All signs point to Google being a massively disruptive force in the auto industry, challenging beloved brands around the globe with its own line of intelligent, self-driving vehicles.
But could we be misreading the tea leaves? Maybe so. Yesterday, one of Google's top brass told attendees at the Frankfurt Auto Show that the company has no intentions of becoming an automaker.
Since 2009, Google has spent untold millions of dollars developing autonomous cars. Last we checked, those cars had racked up some 1.7 million miles, the majority of which rolled on by without human interference. And yet, the cars had been involved in just 11 accidents -- all of which were due to other drivers or Google researchers who were momentarily controlling the cars.
A year-and-a-half ago, Google made headlines when it unveiled its first autonomous car prototype. (Until then, the company had been using Toyota and Lexus vehicles tricked out with autonomous systems.) And just a couple of days ago, everyone in the auto world did a collective spit-take when they heard that Google had hired former Hyundai (and Ford, and TrueCar) bigwig, John Krafcik, to oversee its autonomous car project.
So, it was a little surprising when Philipp Justus, who oversees much of Google's operations in Europe, told the media in Frankfurt that yes, Google is working on autonomous cars, but it's doing so in conjunction with automakers. It's not planning to launch an auto manufacturing business of its own. Specifically, Justus said, "Google also does not intend to become a car manufacturer".
That's pretty blunt.
WHAT DOES IT ALL MEAN?
On the one hand, you could read the "does not intend" in Justus' statement as a disingenuous disclaimer -- kind of like politicians saying, "I have no intention of running for president" right before they launch exploratory committees. The phrase "does not intend" leaves the door open for Google to say a year from now, "Oh, you know, demand was just too strong, so we decided to make cars after all".
That's not how we think things will go, though. Over the past several years, Google has been involved in some very expensive trial-and-error projects. One thing that's been proven time and time again is that Google is great at making simple, intuitive software, but hardware? Not so much.
In other words, we have a hunch that Google will follow the Android guidemap, selling autonomous car software to automakers, not autonomous cars to consumers. Sure, it may sell a few of its koala-esque self-drivers for corporate campuses, but the much bigger bucks will come from being a supplier.
If so, the real question is whether automakers will actually buy their software from Google.

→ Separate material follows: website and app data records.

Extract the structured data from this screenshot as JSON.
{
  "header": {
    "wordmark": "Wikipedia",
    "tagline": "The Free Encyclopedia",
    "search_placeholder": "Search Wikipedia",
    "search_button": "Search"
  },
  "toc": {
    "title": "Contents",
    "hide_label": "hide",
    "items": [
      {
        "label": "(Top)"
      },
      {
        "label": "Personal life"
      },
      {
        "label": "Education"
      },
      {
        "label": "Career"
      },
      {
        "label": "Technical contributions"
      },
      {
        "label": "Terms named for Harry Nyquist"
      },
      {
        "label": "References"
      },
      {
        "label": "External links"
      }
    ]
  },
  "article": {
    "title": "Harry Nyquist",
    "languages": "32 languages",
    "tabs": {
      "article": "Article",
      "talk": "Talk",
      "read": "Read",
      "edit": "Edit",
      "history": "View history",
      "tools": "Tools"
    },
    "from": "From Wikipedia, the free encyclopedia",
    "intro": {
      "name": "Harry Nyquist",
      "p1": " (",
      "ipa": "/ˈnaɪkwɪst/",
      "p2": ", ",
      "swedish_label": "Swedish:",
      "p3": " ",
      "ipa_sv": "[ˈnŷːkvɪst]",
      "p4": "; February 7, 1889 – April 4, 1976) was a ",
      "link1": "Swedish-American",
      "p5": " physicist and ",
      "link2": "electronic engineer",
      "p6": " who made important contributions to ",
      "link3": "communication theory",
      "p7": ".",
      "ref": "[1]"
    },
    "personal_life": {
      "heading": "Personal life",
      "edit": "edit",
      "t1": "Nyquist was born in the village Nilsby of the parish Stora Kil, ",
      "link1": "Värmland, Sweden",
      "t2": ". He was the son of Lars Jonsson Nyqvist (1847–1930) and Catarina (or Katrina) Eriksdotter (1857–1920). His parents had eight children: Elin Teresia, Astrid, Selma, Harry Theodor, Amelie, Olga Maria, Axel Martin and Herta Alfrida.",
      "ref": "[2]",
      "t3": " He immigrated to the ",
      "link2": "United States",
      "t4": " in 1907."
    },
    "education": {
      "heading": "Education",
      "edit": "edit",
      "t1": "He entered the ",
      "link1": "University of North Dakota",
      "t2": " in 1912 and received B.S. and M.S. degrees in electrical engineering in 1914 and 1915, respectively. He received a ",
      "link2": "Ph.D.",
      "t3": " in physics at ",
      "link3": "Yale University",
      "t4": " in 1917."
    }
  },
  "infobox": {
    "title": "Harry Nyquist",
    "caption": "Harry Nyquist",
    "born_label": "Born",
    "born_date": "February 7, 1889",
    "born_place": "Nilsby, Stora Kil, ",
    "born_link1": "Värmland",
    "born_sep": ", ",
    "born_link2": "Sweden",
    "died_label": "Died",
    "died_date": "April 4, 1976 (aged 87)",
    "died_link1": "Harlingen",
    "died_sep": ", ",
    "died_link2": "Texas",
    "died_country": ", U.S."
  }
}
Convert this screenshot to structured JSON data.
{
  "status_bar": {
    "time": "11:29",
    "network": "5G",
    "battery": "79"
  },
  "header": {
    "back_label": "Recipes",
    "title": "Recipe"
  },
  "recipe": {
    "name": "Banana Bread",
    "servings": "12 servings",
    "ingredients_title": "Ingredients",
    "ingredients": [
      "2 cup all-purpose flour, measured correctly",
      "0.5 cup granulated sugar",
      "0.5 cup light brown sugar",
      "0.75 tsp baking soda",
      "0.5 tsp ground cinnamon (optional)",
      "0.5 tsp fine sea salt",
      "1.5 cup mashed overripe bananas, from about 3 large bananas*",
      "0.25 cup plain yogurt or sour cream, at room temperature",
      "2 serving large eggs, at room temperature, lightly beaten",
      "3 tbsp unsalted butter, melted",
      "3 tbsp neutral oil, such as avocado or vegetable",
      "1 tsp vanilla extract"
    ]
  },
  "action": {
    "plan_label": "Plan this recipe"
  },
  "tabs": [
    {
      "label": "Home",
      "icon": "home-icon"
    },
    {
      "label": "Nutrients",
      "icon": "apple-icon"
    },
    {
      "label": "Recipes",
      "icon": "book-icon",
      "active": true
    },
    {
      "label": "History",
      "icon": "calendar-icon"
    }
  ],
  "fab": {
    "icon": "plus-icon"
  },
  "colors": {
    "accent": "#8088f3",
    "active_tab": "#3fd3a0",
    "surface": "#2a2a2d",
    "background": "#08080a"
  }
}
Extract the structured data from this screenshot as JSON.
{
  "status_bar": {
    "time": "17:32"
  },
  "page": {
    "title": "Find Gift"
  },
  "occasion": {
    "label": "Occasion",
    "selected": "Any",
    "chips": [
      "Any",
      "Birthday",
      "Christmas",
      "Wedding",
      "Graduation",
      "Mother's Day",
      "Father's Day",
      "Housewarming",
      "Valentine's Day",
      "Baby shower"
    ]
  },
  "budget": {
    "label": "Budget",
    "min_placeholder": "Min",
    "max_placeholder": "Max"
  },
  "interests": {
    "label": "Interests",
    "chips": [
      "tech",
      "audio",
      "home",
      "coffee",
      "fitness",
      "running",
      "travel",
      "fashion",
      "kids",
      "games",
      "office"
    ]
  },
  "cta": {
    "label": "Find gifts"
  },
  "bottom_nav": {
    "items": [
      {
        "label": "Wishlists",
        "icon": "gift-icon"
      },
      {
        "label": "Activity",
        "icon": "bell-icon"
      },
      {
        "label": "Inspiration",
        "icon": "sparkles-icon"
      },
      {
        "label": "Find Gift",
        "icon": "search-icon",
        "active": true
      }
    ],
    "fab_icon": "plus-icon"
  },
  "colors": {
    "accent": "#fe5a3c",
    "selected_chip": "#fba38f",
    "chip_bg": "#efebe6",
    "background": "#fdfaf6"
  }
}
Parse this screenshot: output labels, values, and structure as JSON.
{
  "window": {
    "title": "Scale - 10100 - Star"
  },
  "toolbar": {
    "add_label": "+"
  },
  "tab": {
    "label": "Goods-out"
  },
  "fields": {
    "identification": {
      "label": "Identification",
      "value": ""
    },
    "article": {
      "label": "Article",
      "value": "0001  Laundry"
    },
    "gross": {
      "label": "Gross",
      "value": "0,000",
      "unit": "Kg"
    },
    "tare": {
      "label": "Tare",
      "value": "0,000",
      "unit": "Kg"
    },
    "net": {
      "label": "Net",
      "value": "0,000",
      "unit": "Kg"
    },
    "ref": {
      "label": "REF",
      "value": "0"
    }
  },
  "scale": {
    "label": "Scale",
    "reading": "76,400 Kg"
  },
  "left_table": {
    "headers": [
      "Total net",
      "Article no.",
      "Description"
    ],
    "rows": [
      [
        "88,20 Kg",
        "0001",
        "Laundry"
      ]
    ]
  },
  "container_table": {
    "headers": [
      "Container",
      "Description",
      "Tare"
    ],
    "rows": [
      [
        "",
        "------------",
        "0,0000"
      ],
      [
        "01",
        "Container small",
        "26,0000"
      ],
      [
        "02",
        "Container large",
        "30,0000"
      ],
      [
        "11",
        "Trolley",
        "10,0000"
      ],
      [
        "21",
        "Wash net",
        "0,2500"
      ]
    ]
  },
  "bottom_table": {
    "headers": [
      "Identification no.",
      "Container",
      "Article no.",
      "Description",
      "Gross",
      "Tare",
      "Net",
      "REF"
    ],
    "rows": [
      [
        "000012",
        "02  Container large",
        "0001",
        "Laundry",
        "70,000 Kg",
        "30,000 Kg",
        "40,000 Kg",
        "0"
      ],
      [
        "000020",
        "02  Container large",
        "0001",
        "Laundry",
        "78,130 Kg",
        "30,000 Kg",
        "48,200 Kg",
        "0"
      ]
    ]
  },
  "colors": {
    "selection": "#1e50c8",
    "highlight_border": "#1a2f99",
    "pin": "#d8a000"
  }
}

Or, as we've seen in the field of telematics and infotainment, will they stubbornly continue to build their own systems that car-owners hate? Feel free to share your thoughts on that -- or other Google-ish issues -- below.